By The Most Reverend Joseph C. McKinney
proper self-esteem gives rise to an attitude of gratitude. This "gratitude zone" is the type of attitude that is at the core of the 12-step program for alcoholics and other programs for people who are afflicted with addiction because of their low self-esteem.
We need to learn to be happy with who we areto develop confidence and satisfaction in oneself. While the Buddhist seeks a higher level of realization by ignoring feelings, and some Eastern Religions seek a stream of consciousness that brings one in contact with divinity, we Christians see the human person in terms of a soul that is in deep relationship to its body.
Self-esteem is at the center of our being. If that is not healthy, our life is scattered as we strive to cope with false images of who we are. It is unhealthy when a beautiful woman or handsome man makes their self-esteem depend on their appearance. Because it is inevitable that we all deteriorate with age. The person who depends on such things is on a crash-course with disaster. Our self-esteem comes primarily from God who made sure that we turned out just the way he wanted and is in love with his creation. God looks at us and says, "This one is good. I want it to have life--a life that will never die." That is the source of our self-esteem and it is enhanced by the knowledge that we are destined to share in the Resurrection Life. That is Gods plan for us and his son died and rose to make the point.
At the core of our self-esteem is the Holy Spirit. We are a temple of the Holy Spirit, which is the breath of God within us. We breathe in the very life of God and we breathe out all that separates us from God. The Holy Spirit is the oxygen that energizes us. All that interferes with us is the carbon dioxide that needs to be expelled. That Holy Spirit is the light that expels darkness, the peace that overcomes fear, the spring that brings life-giving water to our dryness, the love of God that conquers hatred, and the merciful forgiveness that overcomes revenge. Our contact with the Living God fills us with new life. "In him we live and move and have our being" (Acts 17:28). God is alive in us and our attitude of gratitude glorifies the Lord.

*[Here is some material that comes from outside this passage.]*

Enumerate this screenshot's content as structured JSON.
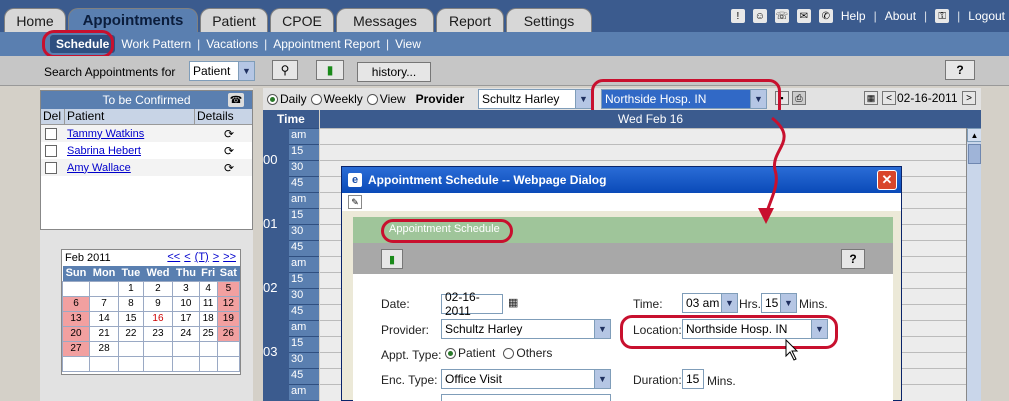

The Holy Spirit provides the power that overcomes our weakness and powerlessness when: 1. He inspires us to do what Jesus would do. 2. He enables us to move the heart of another. It is then that bonds with others immeasurably enrich our life. Bonding is an activity of the Holy Spirit who enriches life with his multi-splendored love. Love has so many flavors. There are many examples: the love for our parents, love for our sisters, brothers, grandparents, aunts, uncles, cousins, neighborhood children, school chums and classmates, team members, spouses, children, friends, fellow parishioners, fellow workers, and for companions on lifes journey. All enhances the attitude of gratitude and our capacity to create something new. This participation in creation as stewards puts us in the gratitude zone that enables us to soar in the God zone.
If we can "go with the flow," and welcome "all as gift" and the "whatever" of each day with an Amen spirit, then our spirit produces awesome gladness and cherishes our bond with the living God. Our thank you spirit gives rise to "thank you, Jesus" and that is living life to the full. Praise, awe, and wonder rise from the mountain of gratitude enabling our spirits to soar.
Self-esteem gives rise to Glory, i.e., praise, splendor, and honor to God which is central to the gratitude zone. Glory is giving weight to God and his place in our lives. However, any glory of man is imperfect and only a reflection of Gods glory. Yet, we are destined to share divinity. Glory gives emphasis to that. Like Mary we magnify the Lord and gladness fills our soul (Luke 1:46-55).
The Most Reverend Joseph C. McKinney is the Bishop of the Diocese of Grand Rapids and the former Chairman of the National Conference of Catholic Bishops Ad Hoc Committee for the Catholic Charismatic Renewal.
Read other articles of spiritual enlightenment in the November 1998 edition of the San Francisco Charismatics or return to the Main Menu by clicking on the blue.